The “aha moment:” the very second you know that what’s in your head makes sense. Sometimes this “aha moment” means more, though. Your aha moment is that idea that makes your eyes light up and your “free time” turn into daydreaming and/or planning sessions.
Everyone has ideas, but not everyone has an “aha” moment. But, those that do have some pretty special stories.
Though I didn’t know it the first time we shook hands, Brandon Twitty, Founder and President of Dead Inventory Management System (DIMS), is a Marine. “Tatted up” a bit, he gives the impression of a Dwayne Johnson, The Rock, mixed with a young Rocky Balboa at first glance.
“In my eyes, there are two types of ‘aha moments,’” he says. “One is, ‘yeah, I’ve got an idea, and yeah, it’s going to work.’ The other is, ‘I don’t care about anything; I don’t want another job, and this is what I want to do.’”
Most people would still consider the United States to be the wealthiest country in the world. There’s another thing that Americans are usually famous for too: waste. Witnessing firsthand this now commonplace aspect of American life, Twitty saw the opportunity lying in front of him (and all of the other employees of his former company, for that matter) quite literally being thrown in the trash.
What exactly happened, though? He explains, saying, “I was there on a Saturday, and I saw all these guys walking and wheeling away big boxes of [automation parts]. I’m an automation engineer, and I can write programs for automation lines. I knew how to program these machines. But these guys were coming back with nothing, and I knew that the only thing down there was the dumpster. ‘What did you do with all that stuff?’ I asked them. They said they threw it away. So I went and got it and sold it. That was valuable stuff.”
I asked him if the company had a problem with what he was doing, to which he responded with a nonchalant, “No, they don’t care. They do it every four months.”
After asking around the company a bit, he was able to hit the nail on the head. The reason his and other companies around the world throw perfectly good, usable products away: it’s a hassle. Companies could list the products on eBay, but it took too much time. They could keep the inventory in a corner and try to sell it later on, but it takes up dollars and space in the warehouse. Nothing was easy, and nobody wanted to take the time to do it.
Boom. Cue “aha” moment number one.
Twitty programmed a scanner to scan all the extra items in the warehouse companies wanted to sell. “You scanned the item, the scanner took that information and pulled all of the necessary data from the web, and it created a listing for that item. It basically created a full eBay listing in three to five seconds.”
For any of you who have ever tried making any money off of eBay, you know it’s impossible to list items that quickly and that efficiently. Now imagine doing an entire warehouse full of items. I’ll take the scanner.

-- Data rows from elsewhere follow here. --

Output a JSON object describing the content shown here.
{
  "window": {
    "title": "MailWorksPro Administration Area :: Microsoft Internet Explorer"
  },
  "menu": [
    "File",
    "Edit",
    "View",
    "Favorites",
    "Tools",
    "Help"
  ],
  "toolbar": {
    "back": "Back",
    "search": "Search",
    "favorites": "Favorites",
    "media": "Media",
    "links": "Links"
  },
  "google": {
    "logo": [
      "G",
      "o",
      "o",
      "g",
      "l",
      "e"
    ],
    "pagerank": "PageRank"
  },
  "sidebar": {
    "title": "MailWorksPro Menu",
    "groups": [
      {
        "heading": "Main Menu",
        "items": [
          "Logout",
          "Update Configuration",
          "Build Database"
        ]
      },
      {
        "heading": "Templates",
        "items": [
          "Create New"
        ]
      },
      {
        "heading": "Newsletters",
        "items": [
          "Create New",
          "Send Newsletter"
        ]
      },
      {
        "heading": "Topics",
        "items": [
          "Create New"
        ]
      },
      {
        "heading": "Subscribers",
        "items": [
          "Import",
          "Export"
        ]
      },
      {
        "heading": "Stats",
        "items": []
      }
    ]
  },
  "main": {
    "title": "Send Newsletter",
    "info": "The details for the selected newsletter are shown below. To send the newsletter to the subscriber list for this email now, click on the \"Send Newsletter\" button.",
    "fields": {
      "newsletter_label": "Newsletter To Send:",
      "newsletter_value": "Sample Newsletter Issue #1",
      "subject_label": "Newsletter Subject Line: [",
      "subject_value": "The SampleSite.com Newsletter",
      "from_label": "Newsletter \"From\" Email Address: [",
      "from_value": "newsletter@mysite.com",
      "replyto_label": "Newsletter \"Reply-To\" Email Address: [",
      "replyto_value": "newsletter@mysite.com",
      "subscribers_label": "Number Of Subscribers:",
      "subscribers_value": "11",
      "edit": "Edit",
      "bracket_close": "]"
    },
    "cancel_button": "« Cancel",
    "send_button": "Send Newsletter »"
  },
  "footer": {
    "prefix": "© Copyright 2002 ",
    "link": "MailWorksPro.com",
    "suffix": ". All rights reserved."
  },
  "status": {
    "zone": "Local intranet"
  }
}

The second “aha” moment came more like a slowly-realized epiphany.
When Twitty was asked why he thought he could get away with this, his answer was simple.
“I’m a Marine; I’ve been through hell and back. Then I was working 80 hours a week – every week – and I didn’t go home until I got the machine I was working on up and running again. If we had orders to fill before the end of the year, I was there on Christmas Eve…The work wasn’t worth the pay. I knew that I could do all of this stuff by myself,” he said. So he did. Aha.
“As an entrepreneur, you realize you can’t do it all by yourself. So it’s important to have a good team to back up your ‘aha’ moment, and I think I’ve got a good team,” Twitty finished.
(Note: Since then, DIMS has now moved to a cloud-based system for their own online marketplace: www.manufacturersinventory.com.) DIMS was founded in 2011 and is headquartered in St. Louis, MO, where they became part of the Spring 2013 class of the St. Louis-based Capitol Innovators accelerator program. Check out www.deadinventorymanagement.com for more information or follow them on Twitter (@DIMSystem and @mfrinv).
Tyler Sondag is a startup connoisseur with a hand in anything and everything you could imagine. Hailing from the ever-developing Northwest Mississippi, an alum of Saint Louis University and currently a transplant to St. Louis, Missouri, one of his main missions in life is to get and keep young people engaged in the entrepreneurial ecosystem.